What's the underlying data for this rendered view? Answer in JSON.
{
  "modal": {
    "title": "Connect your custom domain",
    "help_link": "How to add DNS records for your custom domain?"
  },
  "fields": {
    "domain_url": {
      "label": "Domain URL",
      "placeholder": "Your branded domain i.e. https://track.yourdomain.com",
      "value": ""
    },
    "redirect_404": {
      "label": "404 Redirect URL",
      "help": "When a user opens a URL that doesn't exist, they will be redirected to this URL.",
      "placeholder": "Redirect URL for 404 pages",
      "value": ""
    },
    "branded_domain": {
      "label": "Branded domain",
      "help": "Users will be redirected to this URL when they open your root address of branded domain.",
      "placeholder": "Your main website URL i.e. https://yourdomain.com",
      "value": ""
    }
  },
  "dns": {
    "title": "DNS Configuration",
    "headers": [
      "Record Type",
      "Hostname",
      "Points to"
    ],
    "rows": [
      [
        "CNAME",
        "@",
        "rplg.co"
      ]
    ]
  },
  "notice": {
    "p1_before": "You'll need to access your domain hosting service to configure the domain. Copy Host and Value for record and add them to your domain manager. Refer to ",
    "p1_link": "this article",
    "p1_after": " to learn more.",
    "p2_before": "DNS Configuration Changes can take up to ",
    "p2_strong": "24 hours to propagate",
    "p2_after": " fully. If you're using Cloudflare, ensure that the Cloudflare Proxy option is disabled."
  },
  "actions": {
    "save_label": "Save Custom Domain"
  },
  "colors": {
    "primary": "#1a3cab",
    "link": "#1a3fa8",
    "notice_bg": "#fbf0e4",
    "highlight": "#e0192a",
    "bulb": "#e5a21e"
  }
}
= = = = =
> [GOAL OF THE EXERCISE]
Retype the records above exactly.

> [EXERCISE SOLUTION]
What's the underlying data for this rendered view? Answer in JSON.
{
  "modal": {
    "title": "Connect your custom domain",
    "help_link": "How to add DNS records for your custom domain?"
  },
  "fields": {
    "domain_url": {
      "label": "Domain URL",
      "placeholder": "Your branded domain i.e. https://track.yourdomain.com",
      "value": ""
    },
    "redirect_404": {
      "label": "404 Redirect URL",
      "help": "When a user opens a URL that doesn't exist, they will be redirected to this URL.",
      "placeholder": "Redirect URL for 404 pages",
      "value": ""
    },
    "branded_domain": {
      "label": "Branded domain",
      "help": "Users will be redirected to this URL when they open your root address of branded domain.",
      "placeholder": "Your main website URL i.e. https://yourdomain.com",
      "value": ""
    }
  },
  "dns": {
    "title": "DNS Configuration",
    "headers": [
      "Record Type",
      "Hostname",
      "Points to"
    ],
    "rows": [
      [
        "CNAME",
        "@",
        "rplg.co"
      ]
    ]
  },
  "notice": {
    "p1_before": "You'll need to access your domain hosting service to configure the domain. Copy Host and Value for record and add them to your domain manager. Refer to ",
    "p1_link": "this article",
    "p1_after": " to learn more.",
    "p2_before": "DNS Configuration Changes can take up to ",
    "p2_strong": "24 hours to propagate",
    "p2_after": " fully. If you're using Cloudflare, ensure that the Cloudflare Proxy option is disabled."
  },
  "actions": {
    "save_label": "Save Custom Domain"
  },
  "colors": {
    "primary": "#1a3cab",
    "link": "#1a3fa8",
    "notice_bg": "#fbf0e4",
    "highlight": "#e0192a",
    "bulb": "#e5a21e"
  }
}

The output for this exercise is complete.